Wake up call on sleep disorders
Lack of sleep has an adverse impact on quality of a person’s life
Sleep is an important part of human life and yet most people spend their lives, unaware of taking enough sleep.
To dispel the common myths about sleep related disorders, Philips Electronic India Ltd organized a conference on sleep disorders at Hotel Park Plaza on Friday.
Dr Jagdeep Whig, associated with the Apollo hospital was the keynote speaker. Whig has been the ex vice-principal and head of pulmonary medicine, DMCH and highlighted the causes, symptoms and treatments available for sleep disorders.
Dr Whig said that lack of sleep had an adverse impact on the quality and productivity of a person’s life and could also lead to increased risk of diabetes, weight gain, high blood pressure and irregular heartbeats among others.
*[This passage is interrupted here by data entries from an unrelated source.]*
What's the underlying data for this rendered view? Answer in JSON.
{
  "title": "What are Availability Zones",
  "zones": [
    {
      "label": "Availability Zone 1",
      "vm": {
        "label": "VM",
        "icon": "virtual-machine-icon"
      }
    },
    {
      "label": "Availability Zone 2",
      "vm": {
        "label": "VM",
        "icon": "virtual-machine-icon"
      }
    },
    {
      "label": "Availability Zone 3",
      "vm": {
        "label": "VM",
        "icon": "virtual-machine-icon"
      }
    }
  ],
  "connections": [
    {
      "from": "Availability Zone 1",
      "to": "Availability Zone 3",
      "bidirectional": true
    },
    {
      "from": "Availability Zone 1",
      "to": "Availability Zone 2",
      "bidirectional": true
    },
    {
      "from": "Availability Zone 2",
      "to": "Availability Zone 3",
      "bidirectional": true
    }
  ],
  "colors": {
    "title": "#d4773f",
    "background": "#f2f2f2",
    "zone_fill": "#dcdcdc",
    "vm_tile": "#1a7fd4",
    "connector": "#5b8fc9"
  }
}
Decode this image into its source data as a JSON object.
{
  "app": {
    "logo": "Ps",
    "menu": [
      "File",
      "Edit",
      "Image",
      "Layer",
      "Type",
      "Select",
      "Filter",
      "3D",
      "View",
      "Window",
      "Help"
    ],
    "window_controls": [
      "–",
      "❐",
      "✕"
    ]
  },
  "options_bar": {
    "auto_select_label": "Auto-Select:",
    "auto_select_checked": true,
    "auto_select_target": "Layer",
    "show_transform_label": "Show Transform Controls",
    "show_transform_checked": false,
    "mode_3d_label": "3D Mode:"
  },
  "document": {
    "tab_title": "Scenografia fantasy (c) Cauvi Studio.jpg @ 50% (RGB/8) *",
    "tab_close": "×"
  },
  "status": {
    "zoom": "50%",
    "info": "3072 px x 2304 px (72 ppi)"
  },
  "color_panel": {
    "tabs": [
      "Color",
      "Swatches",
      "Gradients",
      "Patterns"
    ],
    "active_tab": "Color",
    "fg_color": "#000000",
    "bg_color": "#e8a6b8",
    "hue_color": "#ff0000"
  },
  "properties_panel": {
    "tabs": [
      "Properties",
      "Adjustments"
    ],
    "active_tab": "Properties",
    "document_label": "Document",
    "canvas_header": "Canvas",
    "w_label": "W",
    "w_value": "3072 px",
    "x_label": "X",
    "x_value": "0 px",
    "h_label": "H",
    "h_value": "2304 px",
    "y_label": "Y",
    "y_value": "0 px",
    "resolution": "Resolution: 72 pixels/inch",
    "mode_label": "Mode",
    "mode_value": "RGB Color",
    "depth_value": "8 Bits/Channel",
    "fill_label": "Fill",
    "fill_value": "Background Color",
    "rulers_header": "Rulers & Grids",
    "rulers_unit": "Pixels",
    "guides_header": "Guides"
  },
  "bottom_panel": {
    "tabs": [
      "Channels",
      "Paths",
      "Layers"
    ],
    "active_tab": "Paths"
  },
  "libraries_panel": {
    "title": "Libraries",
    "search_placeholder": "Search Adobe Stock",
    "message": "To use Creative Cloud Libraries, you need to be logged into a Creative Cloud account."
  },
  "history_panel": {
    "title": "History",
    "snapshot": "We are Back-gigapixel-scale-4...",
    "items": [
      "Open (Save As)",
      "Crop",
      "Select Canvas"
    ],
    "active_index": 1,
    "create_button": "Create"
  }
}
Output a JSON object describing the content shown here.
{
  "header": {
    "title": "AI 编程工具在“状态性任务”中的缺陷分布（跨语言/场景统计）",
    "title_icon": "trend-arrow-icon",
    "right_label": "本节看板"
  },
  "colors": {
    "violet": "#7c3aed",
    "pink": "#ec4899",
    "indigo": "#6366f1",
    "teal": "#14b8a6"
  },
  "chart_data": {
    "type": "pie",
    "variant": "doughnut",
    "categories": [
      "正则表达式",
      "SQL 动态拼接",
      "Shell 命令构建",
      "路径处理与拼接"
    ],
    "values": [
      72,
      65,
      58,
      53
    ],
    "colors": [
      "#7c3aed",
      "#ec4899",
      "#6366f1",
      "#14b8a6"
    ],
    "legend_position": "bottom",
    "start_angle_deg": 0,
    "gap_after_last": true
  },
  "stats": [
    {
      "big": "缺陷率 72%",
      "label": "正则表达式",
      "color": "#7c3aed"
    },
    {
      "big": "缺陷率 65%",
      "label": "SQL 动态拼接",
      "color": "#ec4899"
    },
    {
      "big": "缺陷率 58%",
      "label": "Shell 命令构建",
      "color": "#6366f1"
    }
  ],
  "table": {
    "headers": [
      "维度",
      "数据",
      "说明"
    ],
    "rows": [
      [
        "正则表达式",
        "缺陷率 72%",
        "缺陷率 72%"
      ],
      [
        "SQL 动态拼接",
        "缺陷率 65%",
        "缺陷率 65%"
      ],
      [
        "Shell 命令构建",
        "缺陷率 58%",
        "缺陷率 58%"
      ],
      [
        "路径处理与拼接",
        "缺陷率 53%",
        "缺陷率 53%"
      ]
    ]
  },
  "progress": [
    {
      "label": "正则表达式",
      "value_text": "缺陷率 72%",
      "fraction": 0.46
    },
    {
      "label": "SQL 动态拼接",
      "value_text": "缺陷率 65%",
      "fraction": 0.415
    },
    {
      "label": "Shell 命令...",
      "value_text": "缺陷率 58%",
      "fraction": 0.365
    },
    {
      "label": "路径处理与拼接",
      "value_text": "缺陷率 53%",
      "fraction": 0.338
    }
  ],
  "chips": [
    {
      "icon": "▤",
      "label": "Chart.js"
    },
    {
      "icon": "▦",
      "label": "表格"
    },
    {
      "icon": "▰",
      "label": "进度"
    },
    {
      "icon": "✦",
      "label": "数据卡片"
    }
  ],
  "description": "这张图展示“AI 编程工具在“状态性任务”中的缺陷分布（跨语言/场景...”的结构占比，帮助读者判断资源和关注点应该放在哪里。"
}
If left untreated, lack of sleep and excessive snoring could signal a more serious condition such as Obstructive Sleep Apnea (OSA), a condition characterized by the repeated cessation of breathing during sleep and which can potentially lead to heart disease, worsen heart failure and in rare cases even trigger heart attacks.
Highlighting the symptoms of sleep apnea, Dr. Whig said, “Gasping or choking during sleep, excessive sleepiness or fatigue during the day, morning headaches, frequent urination during the night, depression, irritability and poor concentration. Most people today, especially those with high-stress lifestyles, can relate to one or more of these symptoms.”
Whig added that in case of sleep disorders, the family diagnosis the disorder when the loved-one snores during sleep.
He added that treatment options available for sleep apnea included Continuous Positive Airway Pressure ( CPAP) to surgical options.
A patient said, “I was suffering from Obstructive Sleep Apnea. The doctor recommended that I should use a CPAP machine. I used it for a year and now I am recovering. I used to sleep even while sitting on a chair.”
According to the results of a Sleep Survey, conducted by Nielsen, 93% Indians are sleepdeprived. The survey was conducted among 5,600 respondents in the age group of 35-65 years across 25 cities in urban India with a population of 5 lakh and upwards.
“Sleep is not optional, but critical to one’s health. We are encouraging people to cultivate better sleeping habits and live healthier lives,” said senior director Home Health Care, Philips Healthcare India, Bidur Dhaul.
HOW DOES CPAP WORK
The device is a machine weighing about 5 pounds that fits on a bedside table. A mask containing a tube connects to the device and fits over the nose.
The machine supplies a steady stream of air through a tube and applies sufficient air pressure to prevent the tissues from collapsing during sleep
TIPS FOR SOUND SLEEP
Shed excesive weight Avoid Alocohol, sedatives Quit Smoking